The celebration marking the opening of the highway began with a banquet held at the Cambria Pines Lodge on Saturday June 26, which was attended by such luminaries as Mrs. Frank F. Merriam, wife of the governor; Mrs. Rigdon, widow of the late State Senator Elmer Rigdon; three members of the Highway Commission and their wives; members of the California Department of Highways; representatives of the Chambers of Commerce of San Luis Obispo, Morro Bay, Cayucos and the State Chamber of Commerce; Manuel Sebastian of the San Simeon Merchant’s Association; and George Gillespie, Deputy Grand President of the Grand Parlor of Native Sons of the Golden West. Governor Frank F. Merriam was unable to attend the banquet due to a previous speaking engagement in Los Angeles. Speakers at the banquet included Ray W. Shamel, president of the Cambria Chamber of Commerce; Harry E. Jones, toastmaster; Mrs. Merriam; Phil Stanton, Paul Jasper and W. T. Hart, State Highway Commissioners; Mrs. J. L. Marquardt, Chairman of the Rigdon Memorial Committee; Mr. Lundborg of the State Chamber of Commerce; Mrs. Frank Gyorgy, Mayor of Cambria; Gus Thiebaud, President of the San Luis Obispo Chamber of Commerce; and R. L. White, President of the Morro Bay Chamber of Commerce.

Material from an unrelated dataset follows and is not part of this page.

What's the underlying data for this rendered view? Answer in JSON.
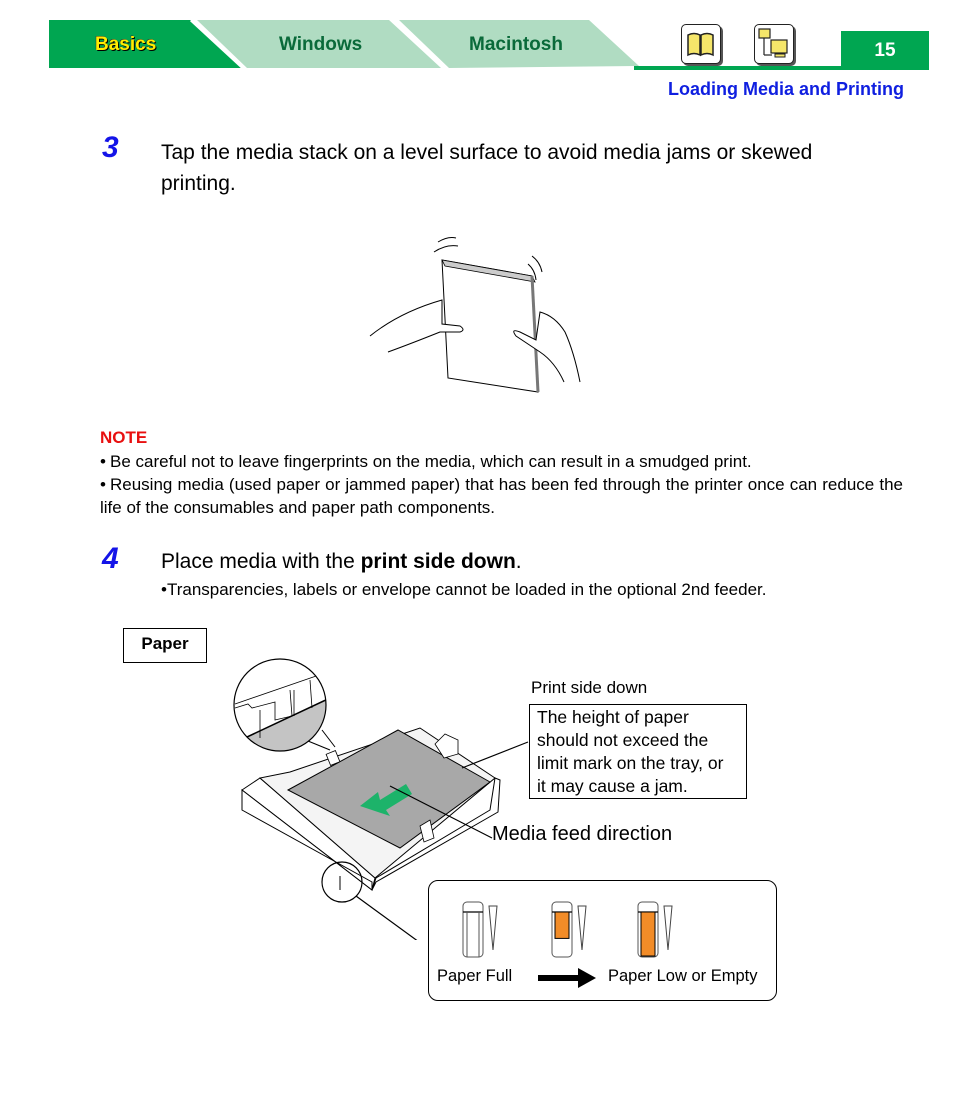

The following morning, June 27, 1937, a caravan departed from the Cambria Pines Lodge led by a car carrying Governor Merriam who had arrived during the night. The caravan arrived at San Simeon at 10:00 AM and the dedication ceremonies began there including speeches by Governor Merriam; Earl Lee Kelly, Director of Public Works; Senator Chris Jespersen; State Highway Commissioners Harry Hopkins, Judah, Phil Stanton, W. T. Hart, and Paul Jasper; Justus F. Craemer, assistant director of public works; Harry E. Jones, President of the Cambria Development Company; Lester Gibson, chief highway division engineer; Frank Booth, chairman of the County Planning Commission; Mrs. J. L. Marquardt, chairman of the Rigdon Memorial Committee; Mrs. Frank Gyorgy, mayor of Cambria; and Ray W. Shamel, president of the Cambria Chamber of Commerce. In addition, Joyce Matheson, Miss Cambria Pines, and Barbara Edmundson, San Luis Obispo outdoor girl attended.

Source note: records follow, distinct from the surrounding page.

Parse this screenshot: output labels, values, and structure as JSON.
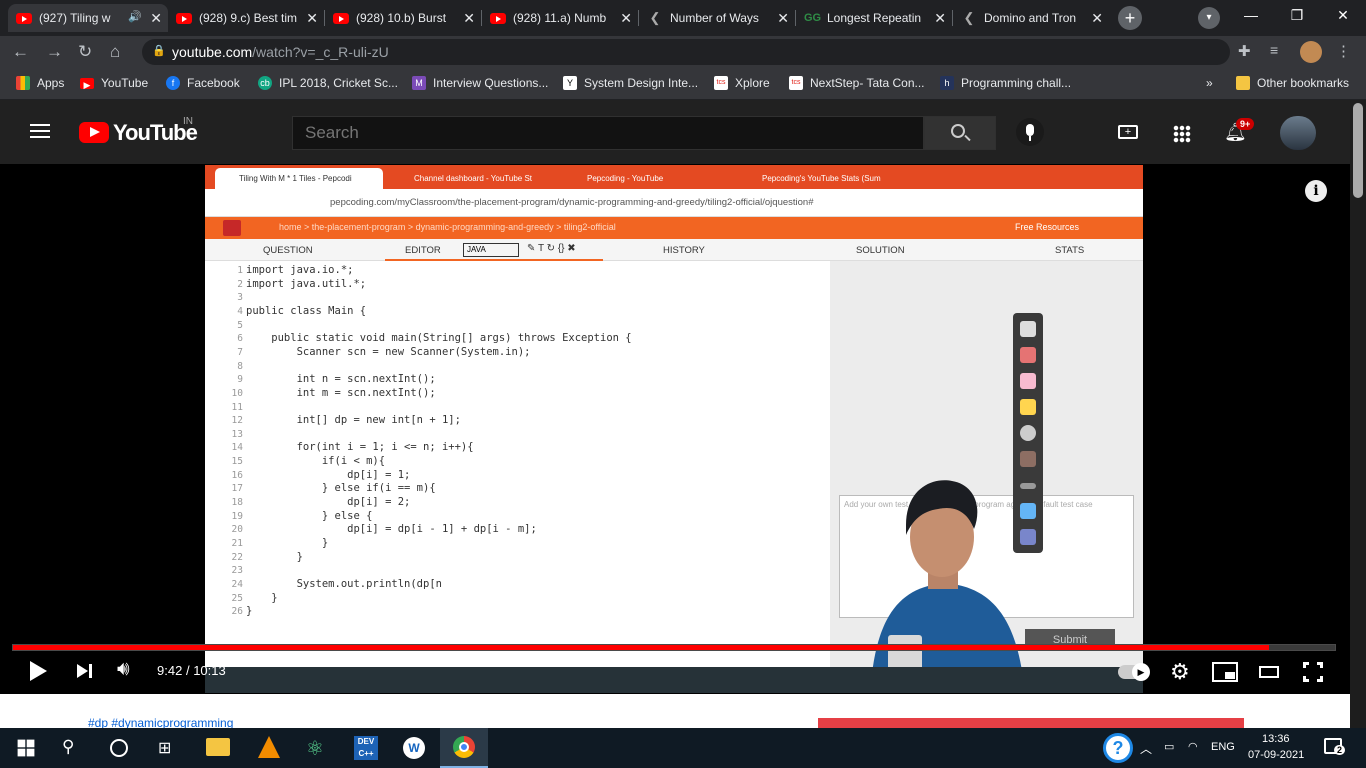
{
  "browser": {
    "tabs": [
      {
        "title": "(927) Tiling w",
        "icon": "youtube-icon"
      },
      {
        "title": "(928) 9.c) Best tim",
        "icon": "youtube-icon"
      },
      {
        "title": "(928) 10.b) Burst",
        "icon": "youtube-icon"
      },
      {
        "title": "(928) 11.a) Numb",
        "icon": "youtube-icon"
      },
      {
        "title": "Number of Ways",
        "icon": "pepcoding-icon"
      },
      {
        "title": "Longest Repeatin",
        "icon": "geeksforgeeks-icon"
      },
      {
        "title": "Domino and Tron",
        "icon": "pepcoding-icon"
      }
    ],
    "url_host": "youtube.com",
    "url_path": "/watch?v=_c_R-uli-zU",
    "bookmarks": [
      {
        "label": "Apps",
        "color": "#e8eaed"
      },
      {
        "label": "YouTube",
        "color": "#ff0000"
      },
      {
        "label": "Facebook",
        "color": "#1877f2"
      },
      {
        "label": "IPL 2018, Cricket Sc...",
        "color": "#11a683"
      },
      {
        "label": "Interview Questions...",
        "color": "#7b4bb7"
      },
      {
        "label": "System Design Inte...",
        "color": "#ffffff"
      },
      {
        "label": "Xplore",
        "color": "#e2231a"
      },
      {
        "label": "NextStep- Tata Con...",
        "color": "#e2231a"
      },
      {
        "label": "Programming chall...",
        "color": "#24335a"
      }
    ],
    "more_bookmarks": "»",
    "other_bookmarks": "Other bookmarks"
  },
  "youtube": {
    "logo_text": "YouTube",
    "region": "IN",
    "search_placeholder": "Search",
    "notification_badge": "9+",
    "time_current": "9:42",
    "time_sep": "/",
    "time_total": "10:13",
    "progress_fraction": 0.95,
    "hashtags": "#dp #dynamicprogramming"
  },
  "video": {
    "tabs": [
      "Tiling With M * 1 Tiles - Pepcodi",
      "Channel dashboard - YouTube St",
      "Pepcoding - YouTube",
      "Pepcoding's YouTube Stats (Sum"
    ],
    "url": "pepcoding.com/myClassroom/the-placement-program/dynamic-programming-and-greedy/tiling2-official/ojquestion#",
    "breadcrumb": "home > the-placement-program > dynamic-programming-and-greedy > tiling2-official",
    "free_resources": "Free Resources",
    "sub_tabs": [
      "QUESTION",
      "EDITOR",
      "HISTORY",
      "SOLUTION",
      "STATS"
    ],
    "language": "JAVA",
    "stdin_placeholder": "Add your own test cases or run your program against default test case",
    "submit": "Submit",
    "code_lines": [
      {
        "n": "1",
        "t": "import java.io.*;"
      },
      {
        "n": "2",
        "t": "import java.util.*;"
      },
      {
        "n": "3",
        "t": ""
      },
      {
        "n": "4",
        "t": "public class Main {"
      },
      {
        "n": "5",
        "t": ""
      },
      {
        "n": "6",
        "t": "    public static void main(String[] args) throws Exception {"
      },
      {
        "n": "7",
        "t": "        Scanner scn = new Scanner(System.in);"
      },
      {
        "n": "8",
        "t": ""
      },
      {
        "n": "9",
        "t": "        int n = scn.nextInt();"
      },
      {
        "n": "10",
        "t": "        int m = scn.nextInt();"
      },
      {
        "n": "11",
        "t": ""
      },
      {
        "n": "12",
        "t": "        int[] dp = new int[n + 1];"
      },
      {
        "n": "13",
        "t": ""
      },
      {
        "n": "14",
        "t": "        for(int i = 1; i <= n; i++){"
      },
      {
        "n": "15",
        "t": "            if(i < m){"
      },
      {
        "n": "16",
        "t": "                dp[i] = 1;"
      },
      {
        "n": "17",
        "t": "            } else if(i == m){"
      },
      {
        "n": "18",
        "t": "                dp[i] = 2;"
      },
      {
        "n": "19",
        "t": "            } else {"
      },
      {
        "n": "20",
        "t": "                dp[i] = dp[i - 1] + dp[i - m];"
      },
      {
        "n": "21",
        "t": "            }"
      },
      {
        "n": "22",
        "t": "        }"
      },
      {
        "n": "23",
        "t": ""
      },
      {
        "n": "24",
        "t": "        System.out.println(dp[n"
      },
      {
        "n": "25",
        "t": "    }"
      },
      {
        "n": "26",
        "t": "}"
      }
    ]
  },
  "taskbar": {
    "lang": "ENG",
    "time": "13:36",
    "date": "07-09-2021",
    "notifications": "2"
  }
}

From there the procession of dignitaries, accompanied by hundreds of other vehicles, moved up the coast to a place about four miles north of Lucia to dedicate a roadside park and drinking fountain (which still exists) to the late Senator Rigdon. Tributes to Rigdon’s memory were given by Judge A. S. Gay, Margaret Soto and Ray Shamel. Mrs. Rigdon dedicated a silver fir to her husband’s memory and officers of The Grand Parlor of the Native Sons dedicated two sequoias. Mrs. Marquardt, with the help of her committee consisting of Margaret Soto, Henry Minetti, Mrs. Minetti, J. D. Campbell and M. L. Waltz, sealed into the monument a current issue of The Cambrian, pictures of the senator, copies of the bills passed by the legislature in 1917 and 1922 making the San Simeon to Carmel portion of the road part of the state highway system, an engraved scroll containing the names of all of the donors to the memorial and mementos and business cards of the officials present. The plaque (which is now missing) on the front of the fountain read:
“This Fountain is dedicated to Hon. Elmer S. Rigdon of Cambria, California, Born 1868, Died 1922, State Assembly 1915-1917, State Senate 1917-22, His foresight and efforts made possible the Carmel-San Simeon-Cambria link of the Roosevelt Highway. A token of esteem from his San Luis Obispo County Friends”
After that, Governor Merriam and Earl Lee Kelly symbolically pushed a boulder off of the highway utilizing the help of a stick of dynamite and a bull dozer at Pfeiffer Redwoods State Park. This act formally opened the highway to traffic and was followed by the release of thousands of carrier pigeons and a pageant of the road depicting the Indians, the Spaniards and the early pioneers and paying tribute to Dr. Roberts. Dignitaries present at this ceremony included Senator Ed Tickle, Mayor Emmet McMenamin of Monterey, and City Manager William Pardee of Monterey. Dr. John Roberts, who started the entire idea of the road, was present at the ceremonies but evidently did not make a speech.